*PROMPT*
Go through the material below and copy each line exactly.

*RECORDS*
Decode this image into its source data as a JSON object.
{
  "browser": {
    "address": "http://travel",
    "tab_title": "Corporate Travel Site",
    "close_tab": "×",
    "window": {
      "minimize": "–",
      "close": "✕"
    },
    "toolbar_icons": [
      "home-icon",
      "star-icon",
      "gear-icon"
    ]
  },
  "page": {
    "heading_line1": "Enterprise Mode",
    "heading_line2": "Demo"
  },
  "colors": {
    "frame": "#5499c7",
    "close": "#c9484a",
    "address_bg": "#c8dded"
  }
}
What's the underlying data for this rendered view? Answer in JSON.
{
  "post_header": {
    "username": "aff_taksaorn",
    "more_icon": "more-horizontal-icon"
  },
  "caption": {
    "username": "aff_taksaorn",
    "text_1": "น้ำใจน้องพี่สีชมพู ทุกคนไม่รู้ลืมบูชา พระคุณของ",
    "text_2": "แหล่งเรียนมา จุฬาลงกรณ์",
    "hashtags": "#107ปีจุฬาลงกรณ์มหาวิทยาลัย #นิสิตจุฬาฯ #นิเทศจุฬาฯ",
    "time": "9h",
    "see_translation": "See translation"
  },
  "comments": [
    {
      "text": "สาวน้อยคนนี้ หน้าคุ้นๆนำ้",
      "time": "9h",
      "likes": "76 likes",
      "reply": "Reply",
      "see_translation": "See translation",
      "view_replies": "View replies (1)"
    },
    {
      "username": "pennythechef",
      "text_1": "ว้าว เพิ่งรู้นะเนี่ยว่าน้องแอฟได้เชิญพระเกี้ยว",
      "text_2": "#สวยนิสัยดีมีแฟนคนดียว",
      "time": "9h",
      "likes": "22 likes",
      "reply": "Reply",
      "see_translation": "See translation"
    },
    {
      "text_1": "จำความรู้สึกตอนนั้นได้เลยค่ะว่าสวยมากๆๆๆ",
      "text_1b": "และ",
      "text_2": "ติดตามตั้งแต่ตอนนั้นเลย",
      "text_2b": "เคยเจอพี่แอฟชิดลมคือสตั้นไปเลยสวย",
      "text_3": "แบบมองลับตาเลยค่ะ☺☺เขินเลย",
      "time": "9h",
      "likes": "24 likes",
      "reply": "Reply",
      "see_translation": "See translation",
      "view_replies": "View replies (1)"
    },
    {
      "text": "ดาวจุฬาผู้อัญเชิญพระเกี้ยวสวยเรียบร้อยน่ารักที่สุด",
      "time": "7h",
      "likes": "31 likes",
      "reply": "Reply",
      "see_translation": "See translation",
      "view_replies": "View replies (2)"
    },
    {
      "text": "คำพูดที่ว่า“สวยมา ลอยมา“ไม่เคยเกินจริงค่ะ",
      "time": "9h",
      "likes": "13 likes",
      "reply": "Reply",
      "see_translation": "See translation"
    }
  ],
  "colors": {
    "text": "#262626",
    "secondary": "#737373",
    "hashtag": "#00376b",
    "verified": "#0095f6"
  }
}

*RESPONSE*
Decode this image into its source data as a JSON object.
{
  "browser": {
    "address": "http://travel",
    "tab_title": "Corporate Travel Site",
    "close_tab": "×",
    "window": {
      "minimize": "–",
      "close": "✕"
    },
    "toolbar_icons": [
      "home-icon",
      "star-icon",
      "gear-icon"
    ]
  },
  "page": {
    "heading_line1": "Enterprise Mode",
    "heading_line2": "Demo"
  },
  "colors": {
    "frame": "#5499c7",
    "close": "#c9484a",
    "address_bg": "#c8dded"
  }
}
What's the underlying data for this rendered view? Answer in JSON.
{
  "post_header": {
    "username": "aff_taksaorn",
    "more_icon": "more-horizontal-icon"
  },
  "caption": {
    "username": "aff_taksaorn",
    "text_1": "น้ำใจน้องพี่สีชมพู ทุกคนไม่รู้ลืมบูชา พระคุณของ",
    "text_2": "แหล่งเรียนมา จุฬาลงกรณ์",
    "hashtags": "#107ปีจุฬาลงกรณ์มหาวิทยาลัย #นิสิตจุฬาฯ #นิเทศจุฬาฯ",
    "time": "9h",
    "see_translation": "See translation"
  },
  "comments": [
    {
      "text": "สาวน้อยคนนี้ หน้าคุ้นๆนำ้",
      "time": "9h",
      "likes": "76 likes",
      "reply": "Reply",
      "see_translation": "See translation",
      "view_replies": "View replies (1)"
    },
    {
      "username": "pennythechef",
      "text_1": "ว้าว เพิ่งรู้นะเนี่ยว่าน้องแอฟได้เชิญพระเกี้ยว",
      "text_2": "#สวยนิสัยดีมีแฟนคนดียว",
      "time": "9h",
      "likes": "22 likes",
      "reply": "Reply",
      "see_translation": "See translation"
    },
    {
      "text_1": "จำความรู้สึกตอนนั้นได้เลยค่ะว่าสวยมากๆๆๆ",
      "text_1b": "และ",
      "text_2": "ติดตามตั้งแต่ตอนนั้นเลย",
      "text_2b": "เคยเจอพี่แอฟชิดลมคือสตั้นไปเลยสวย",
      "text_3": "แบบมองลับตาเลยค่ะ☺☺เขินเลย",
      "time": "9h",
      "likes": "24 likes",
      "reply": "Reply",
      "see_translation": "See translation",
      "view_replies": "View replies (1)"
    },
    {
      "text": "ดาวจุฬาผู้อัญเชิญพระเกี้ยวสวยเรียบร้อยน่ารักที่สุด",
      "time": "7h",
      "likes": "31 likes",
      "reply": "Reply",
      "see_translation": "See translation",
      "view_replies": "View replies (2)"
    },
    {
      "text": "คำพูดที่ว่า“สวยมา ลอยมา“ไม่เคยเกินจริงค่ะ",
      "time": "9h",
      "likes": "13 likes",
      "reply": "Reply",
      "see_translation": "See translation"
    }
  ],
  "colors": {
    "text": "#262626",
    "secondary": "#737373",
    "hashtag": "#00376b",
    "verified": "#0095f6"
  }
}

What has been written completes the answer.